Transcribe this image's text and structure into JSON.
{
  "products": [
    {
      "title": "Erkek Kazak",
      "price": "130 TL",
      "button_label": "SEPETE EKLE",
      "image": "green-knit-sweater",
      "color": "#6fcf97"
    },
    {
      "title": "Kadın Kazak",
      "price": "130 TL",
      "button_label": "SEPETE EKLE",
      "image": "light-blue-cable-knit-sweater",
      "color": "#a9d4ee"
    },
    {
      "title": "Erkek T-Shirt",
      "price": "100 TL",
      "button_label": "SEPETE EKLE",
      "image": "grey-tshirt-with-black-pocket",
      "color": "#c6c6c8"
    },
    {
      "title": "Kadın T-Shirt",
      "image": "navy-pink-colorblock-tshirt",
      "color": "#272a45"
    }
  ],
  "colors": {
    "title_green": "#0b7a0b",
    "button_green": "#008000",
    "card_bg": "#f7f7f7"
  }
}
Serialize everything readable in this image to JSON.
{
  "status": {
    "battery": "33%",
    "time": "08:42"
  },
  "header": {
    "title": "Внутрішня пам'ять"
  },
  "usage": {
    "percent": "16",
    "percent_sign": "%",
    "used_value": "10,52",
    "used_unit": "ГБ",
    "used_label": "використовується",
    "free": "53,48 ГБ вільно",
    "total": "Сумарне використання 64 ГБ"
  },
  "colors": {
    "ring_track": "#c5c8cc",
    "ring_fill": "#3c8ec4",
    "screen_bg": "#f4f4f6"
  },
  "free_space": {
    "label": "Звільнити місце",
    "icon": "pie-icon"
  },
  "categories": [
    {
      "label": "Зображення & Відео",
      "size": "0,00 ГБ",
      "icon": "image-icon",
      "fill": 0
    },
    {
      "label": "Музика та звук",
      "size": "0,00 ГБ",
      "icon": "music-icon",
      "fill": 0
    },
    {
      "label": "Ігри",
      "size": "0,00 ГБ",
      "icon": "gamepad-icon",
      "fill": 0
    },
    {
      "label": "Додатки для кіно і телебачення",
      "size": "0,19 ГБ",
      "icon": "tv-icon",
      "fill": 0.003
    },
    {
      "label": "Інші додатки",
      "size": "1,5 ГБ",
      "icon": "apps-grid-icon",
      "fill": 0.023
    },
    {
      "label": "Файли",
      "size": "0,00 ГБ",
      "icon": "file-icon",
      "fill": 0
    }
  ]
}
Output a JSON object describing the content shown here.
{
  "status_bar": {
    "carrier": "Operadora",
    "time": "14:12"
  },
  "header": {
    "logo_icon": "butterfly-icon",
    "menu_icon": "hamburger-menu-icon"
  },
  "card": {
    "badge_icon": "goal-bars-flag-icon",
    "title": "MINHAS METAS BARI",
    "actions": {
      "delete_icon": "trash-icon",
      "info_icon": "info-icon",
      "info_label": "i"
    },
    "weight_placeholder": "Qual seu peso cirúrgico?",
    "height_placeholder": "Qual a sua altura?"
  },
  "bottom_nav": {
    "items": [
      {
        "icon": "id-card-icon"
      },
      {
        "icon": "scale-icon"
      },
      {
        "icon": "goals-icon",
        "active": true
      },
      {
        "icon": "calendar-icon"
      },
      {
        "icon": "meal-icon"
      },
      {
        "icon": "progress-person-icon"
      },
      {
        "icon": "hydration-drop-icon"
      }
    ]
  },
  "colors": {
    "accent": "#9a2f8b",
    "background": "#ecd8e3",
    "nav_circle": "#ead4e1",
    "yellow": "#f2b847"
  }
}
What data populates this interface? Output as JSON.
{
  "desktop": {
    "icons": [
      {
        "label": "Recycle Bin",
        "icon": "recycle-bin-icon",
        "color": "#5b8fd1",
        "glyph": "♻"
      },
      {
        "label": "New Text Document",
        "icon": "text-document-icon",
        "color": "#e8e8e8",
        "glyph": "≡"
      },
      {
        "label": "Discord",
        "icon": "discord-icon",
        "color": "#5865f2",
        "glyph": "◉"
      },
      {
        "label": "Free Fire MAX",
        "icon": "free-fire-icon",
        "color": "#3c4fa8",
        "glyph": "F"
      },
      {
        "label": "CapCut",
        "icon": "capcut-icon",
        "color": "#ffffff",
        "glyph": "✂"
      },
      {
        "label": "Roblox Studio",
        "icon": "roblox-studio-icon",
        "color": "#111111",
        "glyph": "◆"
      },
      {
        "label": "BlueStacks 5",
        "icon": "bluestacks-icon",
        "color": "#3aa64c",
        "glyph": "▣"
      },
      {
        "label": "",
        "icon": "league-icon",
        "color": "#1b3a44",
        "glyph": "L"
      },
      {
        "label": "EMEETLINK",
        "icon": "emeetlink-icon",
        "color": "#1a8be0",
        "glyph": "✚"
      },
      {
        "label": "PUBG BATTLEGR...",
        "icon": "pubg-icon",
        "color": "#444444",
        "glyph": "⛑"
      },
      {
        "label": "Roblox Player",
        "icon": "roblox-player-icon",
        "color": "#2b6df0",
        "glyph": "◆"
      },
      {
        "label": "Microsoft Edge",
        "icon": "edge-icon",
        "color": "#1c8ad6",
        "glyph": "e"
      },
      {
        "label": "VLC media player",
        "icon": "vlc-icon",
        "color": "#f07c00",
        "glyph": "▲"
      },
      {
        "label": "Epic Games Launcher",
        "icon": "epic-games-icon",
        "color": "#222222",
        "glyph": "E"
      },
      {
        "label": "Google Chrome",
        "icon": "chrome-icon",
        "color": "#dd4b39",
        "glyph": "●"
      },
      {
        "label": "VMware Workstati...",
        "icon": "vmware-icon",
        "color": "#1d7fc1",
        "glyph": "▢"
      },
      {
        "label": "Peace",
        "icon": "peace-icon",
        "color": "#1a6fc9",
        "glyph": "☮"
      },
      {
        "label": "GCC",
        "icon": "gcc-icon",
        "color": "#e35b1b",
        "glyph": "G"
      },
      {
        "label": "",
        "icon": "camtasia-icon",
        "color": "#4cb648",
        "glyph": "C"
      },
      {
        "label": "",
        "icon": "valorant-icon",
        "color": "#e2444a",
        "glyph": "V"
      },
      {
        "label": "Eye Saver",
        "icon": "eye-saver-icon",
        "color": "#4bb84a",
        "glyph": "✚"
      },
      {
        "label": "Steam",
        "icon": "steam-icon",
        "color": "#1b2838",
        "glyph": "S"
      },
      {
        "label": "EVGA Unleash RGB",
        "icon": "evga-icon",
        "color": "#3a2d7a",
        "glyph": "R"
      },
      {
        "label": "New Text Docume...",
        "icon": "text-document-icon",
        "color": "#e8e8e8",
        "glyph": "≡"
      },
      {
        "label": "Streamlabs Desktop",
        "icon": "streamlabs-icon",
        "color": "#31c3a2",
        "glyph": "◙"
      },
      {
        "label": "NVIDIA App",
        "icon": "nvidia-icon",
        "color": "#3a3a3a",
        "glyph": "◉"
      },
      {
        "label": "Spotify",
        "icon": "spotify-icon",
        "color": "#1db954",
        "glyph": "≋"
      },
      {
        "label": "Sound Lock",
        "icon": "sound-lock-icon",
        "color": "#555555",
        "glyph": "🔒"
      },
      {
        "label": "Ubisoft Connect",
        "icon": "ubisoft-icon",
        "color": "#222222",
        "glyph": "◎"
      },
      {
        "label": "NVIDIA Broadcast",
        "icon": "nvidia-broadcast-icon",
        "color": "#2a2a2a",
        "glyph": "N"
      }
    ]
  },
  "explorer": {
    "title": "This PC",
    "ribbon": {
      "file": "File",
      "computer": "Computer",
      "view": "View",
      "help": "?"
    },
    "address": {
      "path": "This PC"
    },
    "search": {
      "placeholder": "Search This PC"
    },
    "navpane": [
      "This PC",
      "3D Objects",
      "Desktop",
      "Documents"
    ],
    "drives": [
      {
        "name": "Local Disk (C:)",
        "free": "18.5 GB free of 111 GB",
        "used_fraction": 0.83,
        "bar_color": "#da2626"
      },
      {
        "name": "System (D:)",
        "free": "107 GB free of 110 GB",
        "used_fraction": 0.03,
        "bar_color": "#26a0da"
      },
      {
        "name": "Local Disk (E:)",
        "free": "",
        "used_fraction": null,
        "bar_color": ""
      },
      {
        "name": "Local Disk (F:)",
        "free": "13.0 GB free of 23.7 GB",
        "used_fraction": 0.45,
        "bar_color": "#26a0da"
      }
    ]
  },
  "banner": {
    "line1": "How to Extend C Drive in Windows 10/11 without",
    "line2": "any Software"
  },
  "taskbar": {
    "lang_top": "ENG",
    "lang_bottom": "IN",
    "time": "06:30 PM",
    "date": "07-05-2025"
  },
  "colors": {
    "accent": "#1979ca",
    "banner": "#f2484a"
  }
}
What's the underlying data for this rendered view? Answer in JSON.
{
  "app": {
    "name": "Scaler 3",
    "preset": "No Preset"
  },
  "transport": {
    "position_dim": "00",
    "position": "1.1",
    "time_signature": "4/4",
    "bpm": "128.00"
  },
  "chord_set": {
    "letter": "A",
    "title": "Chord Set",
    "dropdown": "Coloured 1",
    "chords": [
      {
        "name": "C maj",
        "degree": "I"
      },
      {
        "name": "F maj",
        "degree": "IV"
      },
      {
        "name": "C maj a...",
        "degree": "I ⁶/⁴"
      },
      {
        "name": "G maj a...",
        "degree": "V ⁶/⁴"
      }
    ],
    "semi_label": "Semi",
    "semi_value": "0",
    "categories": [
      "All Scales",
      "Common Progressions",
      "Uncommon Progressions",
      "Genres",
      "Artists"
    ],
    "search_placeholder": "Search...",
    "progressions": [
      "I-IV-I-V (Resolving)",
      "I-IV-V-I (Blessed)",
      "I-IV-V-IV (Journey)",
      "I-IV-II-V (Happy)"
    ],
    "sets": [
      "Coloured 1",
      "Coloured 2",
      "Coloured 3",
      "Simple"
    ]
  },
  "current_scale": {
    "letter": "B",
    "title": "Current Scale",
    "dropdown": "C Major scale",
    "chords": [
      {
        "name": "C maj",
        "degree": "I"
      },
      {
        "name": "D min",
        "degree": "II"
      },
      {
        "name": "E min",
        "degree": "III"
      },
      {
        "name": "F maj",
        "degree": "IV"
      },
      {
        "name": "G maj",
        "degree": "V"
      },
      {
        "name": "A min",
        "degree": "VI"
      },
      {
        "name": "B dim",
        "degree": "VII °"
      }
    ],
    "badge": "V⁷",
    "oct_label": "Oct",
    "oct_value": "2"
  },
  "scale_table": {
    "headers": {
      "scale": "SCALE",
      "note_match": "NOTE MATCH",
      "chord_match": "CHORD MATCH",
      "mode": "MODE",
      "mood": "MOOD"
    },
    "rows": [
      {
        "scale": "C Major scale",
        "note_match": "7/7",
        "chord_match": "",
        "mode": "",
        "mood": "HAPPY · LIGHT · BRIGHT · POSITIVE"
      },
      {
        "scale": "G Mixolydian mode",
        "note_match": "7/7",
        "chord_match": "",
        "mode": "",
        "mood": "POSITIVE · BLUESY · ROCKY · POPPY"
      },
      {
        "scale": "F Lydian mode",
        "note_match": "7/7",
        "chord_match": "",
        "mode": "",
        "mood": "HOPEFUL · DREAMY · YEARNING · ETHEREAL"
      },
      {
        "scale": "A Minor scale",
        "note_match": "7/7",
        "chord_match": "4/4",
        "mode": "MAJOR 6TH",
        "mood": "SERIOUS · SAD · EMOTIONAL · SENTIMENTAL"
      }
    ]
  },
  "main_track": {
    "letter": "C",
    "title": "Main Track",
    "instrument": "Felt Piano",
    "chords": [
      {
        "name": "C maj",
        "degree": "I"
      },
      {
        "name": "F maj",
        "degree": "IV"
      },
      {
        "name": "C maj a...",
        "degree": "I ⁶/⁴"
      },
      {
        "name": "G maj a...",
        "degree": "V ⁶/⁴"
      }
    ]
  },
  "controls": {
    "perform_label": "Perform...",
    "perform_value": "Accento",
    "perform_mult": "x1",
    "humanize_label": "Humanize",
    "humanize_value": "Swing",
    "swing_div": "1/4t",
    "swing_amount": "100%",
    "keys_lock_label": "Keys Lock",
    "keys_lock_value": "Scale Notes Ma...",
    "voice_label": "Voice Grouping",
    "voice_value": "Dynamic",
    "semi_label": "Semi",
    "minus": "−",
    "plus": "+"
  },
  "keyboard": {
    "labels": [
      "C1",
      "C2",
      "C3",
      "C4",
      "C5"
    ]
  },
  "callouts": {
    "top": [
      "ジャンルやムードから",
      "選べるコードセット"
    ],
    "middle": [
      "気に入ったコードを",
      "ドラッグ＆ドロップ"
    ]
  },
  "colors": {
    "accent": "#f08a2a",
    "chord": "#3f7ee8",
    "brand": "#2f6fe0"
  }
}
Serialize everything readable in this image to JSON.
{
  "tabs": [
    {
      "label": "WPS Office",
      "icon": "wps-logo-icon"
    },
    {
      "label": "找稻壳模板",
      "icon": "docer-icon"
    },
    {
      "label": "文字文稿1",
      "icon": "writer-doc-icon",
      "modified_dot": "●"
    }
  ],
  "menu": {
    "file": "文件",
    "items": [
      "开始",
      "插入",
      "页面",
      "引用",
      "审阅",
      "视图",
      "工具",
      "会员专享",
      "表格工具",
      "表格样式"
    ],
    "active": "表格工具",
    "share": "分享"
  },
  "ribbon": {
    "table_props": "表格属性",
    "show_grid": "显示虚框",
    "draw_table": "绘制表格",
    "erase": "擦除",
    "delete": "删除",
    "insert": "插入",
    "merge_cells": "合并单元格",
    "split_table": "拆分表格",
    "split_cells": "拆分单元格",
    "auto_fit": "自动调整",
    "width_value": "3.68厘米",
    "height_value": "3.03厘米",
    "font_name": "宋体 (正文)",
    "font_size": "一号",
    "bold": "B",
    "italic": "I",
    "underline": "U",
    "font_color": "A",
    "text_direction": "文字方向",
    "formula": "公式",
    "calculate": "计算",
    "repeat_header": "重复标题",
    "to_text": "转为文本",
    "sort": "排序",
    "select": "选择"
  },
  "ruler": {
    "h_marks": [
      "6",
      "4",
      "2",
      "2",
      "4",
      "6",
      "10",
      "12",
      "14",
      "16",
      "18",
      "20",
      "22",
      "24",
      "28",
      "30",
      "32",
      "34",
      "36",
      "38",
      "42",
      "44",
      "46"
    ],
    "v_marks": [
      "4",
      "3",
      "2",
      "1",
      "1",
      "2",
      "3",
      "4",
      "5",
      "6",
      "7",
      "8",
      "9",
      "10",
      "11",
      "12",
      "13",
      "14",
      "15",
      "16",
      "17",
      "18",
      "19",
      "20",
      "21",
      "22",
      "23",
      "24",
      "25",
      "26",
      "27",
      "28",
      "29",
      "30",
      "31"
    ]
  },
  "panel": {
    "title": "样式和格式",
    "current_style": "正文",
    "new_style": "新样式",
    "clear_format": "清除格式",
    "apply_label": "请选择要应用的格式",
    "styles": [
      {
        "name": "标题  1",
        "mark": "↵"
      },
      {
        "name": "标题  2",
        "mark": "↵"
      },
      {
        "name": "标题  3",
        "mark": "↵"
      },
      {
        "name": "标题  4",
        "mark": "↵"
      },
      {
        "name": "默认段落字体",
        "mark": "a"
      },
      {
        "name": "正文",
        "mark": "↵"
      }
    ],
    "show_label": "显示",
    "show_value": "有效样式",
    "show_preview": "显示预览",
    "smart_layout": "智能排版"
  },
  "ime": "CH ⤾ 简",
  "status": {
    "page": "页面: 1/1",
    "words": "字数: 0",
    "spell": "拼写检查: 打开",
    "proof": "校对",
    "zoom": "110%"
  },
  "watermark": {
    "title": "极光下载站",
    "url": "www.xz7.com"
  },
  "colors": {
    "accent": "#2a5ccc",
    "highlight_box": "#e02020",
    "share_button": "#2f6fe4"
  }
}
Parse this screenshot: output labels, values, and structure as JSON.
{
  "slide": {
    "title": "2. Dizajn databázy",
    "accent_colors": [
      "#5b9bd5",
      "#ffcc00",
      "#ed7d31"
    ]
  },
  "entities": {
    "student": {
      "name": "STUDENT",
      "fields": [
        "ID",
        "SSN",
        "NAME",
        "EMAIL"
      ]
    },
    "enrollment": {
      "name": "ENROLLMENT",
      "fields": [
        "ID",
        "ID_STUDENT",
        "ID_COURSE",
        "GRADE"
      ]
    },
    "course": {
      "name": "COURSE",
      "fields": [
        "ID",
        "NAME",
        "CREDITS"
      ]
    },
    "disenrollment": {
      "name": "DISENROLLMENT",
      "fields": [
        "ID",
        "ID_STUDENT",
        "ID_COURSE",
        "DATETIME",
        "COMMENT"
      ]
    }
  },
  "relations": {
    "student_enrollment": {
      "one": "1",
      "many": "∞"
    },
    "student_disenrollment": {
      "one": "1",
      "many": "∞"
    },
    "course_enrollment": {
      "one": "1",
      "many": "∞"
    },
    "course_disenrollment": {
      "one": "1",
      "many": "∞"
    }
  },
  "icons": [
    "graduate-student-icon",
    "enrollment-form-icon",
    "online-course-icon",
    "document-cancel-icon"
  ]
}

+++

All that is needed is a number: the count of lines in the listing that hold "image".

* Result *
8